The lobster roll is sort of on the pricier side costing 295 sek. On the other hand it is lobster, it’s really delicious and you probably won’t need any starter or dessert. The champagne at Pocket is priced at 450 sek a bottle during the Wednesday champagne-onsdag.

Burger and Lobster Stockholm’s website (With menu)

Weekend eating

This weekend has been a really lazy one. And a lot about eating, of course. On Friday I had a favourite of mine, a double homemade cheeseburger with Reypenaer cheese. It was pretty similar to my best ever burger I made last year, but this time with burger dressing (click here for recipe) instead of truffle mayo. As per usual I had the burger with fries and a cold Lagunitas beer. Why change a winning concept? 🙂

Next up was another one of my favourites: Italian night. First above board of deliciousness. There was finnochiona (fennel) salami, pata negra salami from Gran Canaria, mozzarella cheese, coppa (cured pork shoulder), black pepper pecorino cheese, sourdough bread, olive oil and a lonely tomato for some vitamins. This was washed down with Rotari, which is a very nice Italian bubbly for those of you who haven’t tried.

Could it be my favourite dish in the entire world? Yes it might actually be. Carbonara, a dish I’ve always loved, but now even love a little bit more since our semi-recent Rome visit where I tried a proper Roman version for the first time. My sort of authentic recipe of a Roman style carbonara can be found here. Just skip the truffle if you want it cheaper, or Rome-ier.

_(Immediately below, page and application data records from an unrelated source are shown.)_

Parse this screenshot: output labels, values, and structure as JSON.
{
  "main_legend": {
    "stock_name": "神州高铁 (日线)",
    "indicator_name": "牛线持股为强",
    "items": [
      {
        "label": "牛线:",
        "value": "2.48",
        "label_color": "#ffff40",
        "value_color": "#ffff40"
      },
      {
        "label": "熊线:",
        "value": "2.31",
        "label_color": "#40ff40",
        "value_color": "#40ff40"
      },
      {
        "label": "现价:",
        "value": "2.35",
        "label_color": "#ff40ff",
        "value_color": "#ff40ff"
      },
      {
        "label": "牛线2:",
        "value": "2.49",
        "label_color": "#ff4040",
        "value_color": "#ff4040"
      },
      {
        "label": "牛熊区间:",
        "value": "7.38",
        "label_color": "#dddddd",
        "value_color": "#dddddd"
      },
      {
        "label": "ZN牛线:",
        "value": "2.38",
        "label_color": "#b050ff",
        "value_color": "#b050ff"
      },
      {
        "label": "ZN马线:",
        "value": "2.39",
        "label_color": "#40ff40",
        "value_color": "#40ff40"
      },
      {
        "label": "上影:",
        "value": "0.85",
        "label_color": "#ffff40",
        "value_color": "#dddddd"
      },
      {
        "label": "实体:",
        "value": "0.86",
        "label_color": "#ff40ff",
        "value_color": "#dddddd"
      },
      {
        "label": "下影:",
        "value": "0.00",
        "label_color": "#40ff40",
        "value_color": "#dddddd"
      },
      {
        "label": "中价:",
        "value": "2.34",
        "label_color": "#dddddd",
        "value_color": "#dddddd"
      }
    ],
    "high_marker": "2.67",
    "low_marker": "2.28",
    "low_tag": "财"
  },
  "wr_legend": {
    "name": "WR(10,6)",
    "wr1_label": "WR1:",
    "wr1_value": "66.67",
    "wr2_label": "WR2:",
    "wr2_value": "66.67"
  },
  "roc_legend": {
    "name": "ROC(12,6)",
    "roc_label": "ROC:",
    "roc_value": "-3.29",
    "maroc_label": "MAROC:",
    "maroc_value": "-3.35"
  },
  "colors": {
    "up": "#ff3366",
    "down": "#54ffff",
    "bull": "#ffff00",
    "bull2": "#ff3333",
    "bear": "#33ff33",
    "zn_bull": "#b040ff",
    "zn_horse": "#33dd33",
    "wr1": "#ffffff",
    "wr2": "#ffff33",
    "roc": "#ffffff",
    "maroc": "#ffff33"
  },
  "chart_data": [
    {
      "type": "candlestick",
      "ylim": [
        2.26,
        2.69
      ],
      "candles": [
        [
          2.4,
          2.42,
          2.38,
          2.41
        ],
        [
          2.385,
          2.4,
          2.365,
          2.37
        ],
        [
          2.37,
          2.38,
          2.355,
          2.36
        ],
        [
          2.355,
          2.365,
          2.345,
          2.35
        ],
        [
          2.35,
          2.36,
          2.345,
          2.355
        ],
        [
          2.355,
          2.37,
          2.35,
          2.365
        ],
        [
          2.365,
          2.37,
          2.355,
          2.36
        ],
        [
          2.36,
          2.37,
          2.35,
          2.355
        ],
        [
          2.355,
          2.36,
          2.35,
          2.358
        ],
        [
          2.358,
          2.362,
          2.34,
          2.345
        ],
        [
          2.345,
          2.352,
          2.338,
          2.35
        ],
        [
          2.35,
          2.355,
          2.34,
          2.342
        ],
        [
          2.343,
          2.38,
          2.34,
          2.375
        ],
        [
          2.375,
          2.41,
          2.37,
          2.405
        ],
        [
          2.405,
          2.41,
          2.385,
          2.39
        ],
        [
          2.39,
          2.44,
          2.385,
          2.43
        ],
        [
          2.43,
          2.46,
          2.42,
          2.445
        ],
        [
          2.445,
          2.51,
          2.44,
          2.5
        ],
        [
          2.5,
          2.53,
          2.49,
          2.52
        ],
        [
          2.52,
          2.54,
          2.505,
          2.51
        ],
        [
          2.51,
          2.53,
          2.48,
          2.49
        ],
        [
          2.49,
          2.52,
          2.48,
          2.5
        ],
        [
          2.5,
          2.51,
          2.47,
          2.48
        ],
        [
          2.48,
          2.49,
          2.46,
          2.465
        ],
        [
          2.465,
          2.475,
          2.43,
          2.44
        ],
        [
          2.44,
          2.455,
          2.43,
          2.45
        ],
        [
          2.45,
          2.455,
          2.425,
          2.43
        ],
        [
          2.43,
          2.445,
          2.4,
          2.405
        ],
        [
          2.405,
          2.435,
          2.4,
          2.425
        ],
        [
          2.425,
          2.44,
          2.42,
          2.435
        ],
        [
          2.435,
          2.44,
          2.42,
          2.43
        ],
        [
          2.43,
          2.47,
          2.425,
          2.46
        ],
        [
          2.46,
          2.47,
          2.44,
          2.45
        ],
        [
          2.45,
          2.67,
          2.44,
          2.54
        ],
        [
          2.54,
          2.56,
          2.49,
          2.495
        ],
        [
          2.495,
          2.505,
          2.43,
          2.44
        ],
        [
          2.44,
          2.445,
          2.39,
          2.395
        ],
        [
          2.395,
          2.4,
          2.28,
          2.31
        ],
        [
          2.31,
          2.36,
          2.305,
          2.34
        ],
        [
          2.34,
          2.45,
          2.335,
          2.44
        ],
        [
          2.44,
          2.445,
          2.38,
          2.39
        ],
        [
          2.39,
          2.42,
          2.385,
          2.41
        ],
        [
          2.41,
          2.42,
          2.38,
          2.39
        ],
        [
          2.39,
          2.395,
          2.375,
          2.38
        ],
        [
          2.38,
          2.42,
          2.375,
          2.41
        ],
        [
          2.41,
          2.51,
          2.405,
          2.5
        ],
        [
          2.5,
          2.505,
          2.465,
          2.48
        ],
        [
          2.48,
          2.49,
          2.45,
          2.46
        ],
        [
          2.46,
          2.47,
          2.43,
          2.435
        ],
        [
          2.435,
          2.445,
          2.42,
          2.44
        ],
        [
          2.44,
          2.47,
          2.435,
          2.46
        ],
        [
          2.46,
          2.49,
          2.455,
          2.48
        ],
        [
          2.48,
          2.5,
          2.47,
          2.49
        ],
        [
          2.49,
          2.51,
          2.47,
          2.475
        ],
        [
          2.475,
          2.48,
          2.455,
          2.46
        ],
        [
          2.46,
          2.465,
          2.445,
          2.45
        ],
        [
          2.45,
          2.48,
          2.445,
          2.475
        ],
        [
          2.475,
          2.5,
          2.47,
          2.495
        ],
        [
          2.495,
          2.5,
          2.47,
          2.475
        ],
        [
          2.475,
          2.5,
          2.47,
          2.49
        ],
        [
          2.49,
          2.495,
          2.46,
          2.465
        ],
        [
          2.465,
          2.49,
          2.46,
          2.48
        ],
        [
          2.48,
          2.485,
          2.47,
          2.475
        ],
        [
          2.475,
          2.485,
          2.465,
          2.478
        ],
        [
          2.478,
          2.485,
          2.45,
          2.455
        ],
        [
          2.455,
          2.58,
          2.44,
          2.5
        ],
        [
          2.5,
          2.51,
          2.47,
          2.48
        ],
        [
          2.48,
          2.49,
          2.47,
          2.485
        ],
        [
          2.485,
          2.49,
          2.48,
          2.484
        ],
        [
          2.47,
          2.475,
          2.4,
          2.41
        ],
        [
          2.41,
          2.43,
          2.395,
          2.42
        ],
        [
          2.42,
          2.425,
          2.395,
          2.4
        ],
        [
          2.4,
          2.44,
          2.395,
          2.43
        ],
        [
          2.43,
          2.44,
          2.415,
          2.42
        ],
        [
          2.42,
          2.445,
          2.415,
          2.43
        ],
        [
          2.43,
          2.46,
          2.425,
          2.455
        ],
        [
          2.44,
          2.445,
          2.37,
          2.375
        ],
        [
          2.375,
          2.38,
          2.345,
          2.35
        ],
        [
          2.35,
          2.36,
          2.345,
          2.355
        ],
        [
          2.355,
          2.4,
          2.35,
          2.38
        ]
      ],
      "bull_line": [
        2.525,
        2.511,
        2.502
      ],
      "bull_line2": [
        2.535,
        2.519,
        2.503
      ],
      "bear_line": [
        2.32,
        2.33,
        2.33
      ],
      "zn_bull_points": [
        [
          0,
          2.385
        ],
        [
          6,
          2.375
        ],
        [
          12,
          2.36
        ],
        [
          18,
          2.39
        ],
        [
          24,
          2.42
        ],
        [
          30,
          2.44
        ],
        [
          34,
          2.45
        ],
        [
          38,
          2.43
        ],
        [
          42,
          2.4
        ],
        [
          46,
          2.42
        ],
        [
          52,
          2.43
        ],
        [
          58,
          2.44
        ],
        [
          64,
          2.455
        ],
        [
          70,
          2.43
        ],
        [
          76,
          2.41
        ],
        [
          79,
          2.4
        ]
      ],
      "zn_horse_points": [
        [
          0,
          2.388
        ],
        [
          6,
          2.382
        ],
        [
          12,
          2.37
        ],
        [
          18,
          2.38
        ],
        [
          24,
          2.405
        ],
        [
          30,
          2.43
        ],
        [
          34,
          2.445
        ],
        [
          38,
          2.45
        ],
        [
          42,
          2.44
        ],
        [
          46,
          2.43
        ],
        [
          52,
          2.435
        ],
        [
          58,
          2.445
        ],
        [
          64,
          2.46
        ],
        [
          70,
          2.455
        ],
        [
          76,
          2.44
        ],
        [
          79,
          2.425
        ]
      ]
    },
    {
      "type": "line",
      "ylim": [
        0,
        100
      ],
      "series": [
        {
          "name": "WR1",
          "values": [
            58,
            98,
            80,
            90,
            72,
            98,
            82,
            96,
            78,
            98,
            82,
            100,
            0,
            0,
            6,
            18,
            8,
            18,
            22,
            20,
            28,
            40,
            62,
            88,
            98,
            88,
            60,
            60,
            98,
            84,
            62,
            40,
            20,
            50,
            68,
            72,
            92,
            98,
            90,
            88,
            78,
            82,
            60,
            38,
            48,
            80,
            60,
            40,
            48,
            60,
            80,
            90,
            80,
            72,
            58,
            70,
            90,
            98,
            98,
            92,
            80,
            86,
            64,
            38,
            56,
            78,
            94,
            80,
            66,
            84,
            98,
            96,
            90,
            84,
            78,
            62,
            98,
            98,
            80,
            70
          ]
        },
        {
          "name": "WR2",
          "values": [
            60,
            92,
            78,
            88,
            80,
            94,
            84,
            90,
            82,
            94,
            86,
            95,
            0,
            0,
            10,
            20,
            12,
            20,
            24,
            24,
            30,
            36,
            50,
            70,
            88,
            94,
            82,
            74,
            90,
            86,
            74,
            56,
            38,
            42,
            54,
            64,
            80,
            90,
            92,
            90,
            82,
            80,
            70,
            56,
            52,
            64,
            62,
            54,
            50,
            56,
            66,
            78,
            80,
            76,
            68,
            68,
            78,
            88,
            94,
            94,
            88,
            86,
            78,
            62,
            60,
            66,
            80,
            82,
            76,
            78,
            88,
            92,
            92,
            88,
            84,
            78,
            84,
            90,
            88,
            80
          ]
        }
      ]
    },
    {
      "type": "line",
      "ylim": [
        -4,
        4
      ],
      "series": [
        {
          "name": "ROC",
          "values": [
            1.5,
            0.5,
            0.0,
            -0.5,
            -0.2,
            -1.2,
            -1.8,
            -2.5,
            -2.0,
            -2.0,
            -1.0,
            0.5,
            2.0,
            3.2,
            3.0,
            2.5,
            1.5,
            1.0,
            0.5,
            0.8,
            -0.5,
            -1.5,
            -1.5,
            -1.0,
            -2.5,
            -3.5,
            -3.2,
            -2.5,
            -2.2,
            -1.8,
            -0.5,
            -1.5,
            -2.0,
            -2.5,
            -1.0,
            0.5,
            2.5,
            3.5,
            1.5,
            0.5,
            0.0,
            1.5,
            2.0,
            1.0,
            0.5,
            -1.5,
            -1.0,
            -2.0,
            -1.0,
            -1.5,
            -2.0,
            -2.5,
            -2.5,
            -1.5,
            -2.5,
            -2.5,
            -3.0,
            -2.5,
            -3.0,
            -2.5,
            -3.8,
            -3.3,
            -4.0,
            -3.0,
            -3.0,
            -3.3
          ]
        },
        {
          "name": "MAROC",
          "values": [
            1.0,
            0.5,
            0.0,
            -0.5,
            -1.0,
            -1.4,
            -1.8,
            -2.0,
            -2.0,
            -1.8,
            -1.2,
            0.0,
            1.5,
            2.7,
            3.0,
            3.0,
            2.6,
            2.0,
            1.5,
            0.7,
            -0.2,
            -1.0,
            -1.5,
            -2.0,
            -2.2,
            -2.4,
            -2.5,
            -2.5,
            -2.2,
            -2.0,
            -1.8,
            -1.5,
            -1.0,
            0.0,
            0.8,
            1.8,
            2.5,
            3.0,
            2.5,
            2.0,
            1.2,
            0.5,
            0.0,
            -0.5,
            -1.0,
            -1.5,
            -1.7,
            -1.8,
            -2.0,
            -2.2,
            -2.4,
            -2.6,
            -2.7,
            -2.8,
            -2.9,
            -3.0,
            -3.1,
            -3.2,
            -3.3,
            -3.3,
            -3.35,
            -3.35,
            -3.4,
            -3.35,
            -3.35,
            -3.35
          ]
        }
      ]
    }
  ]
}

Speaking of Rome, in a couple of days, I’m off to Paris, a city I’ve never visited despite changing planes there lots of times and visiting many other cities in the world the last 10 or so years. Anyway, if you have any Paris recommendations, please let me know in the comments or on Twitter or Instagram.

Merci!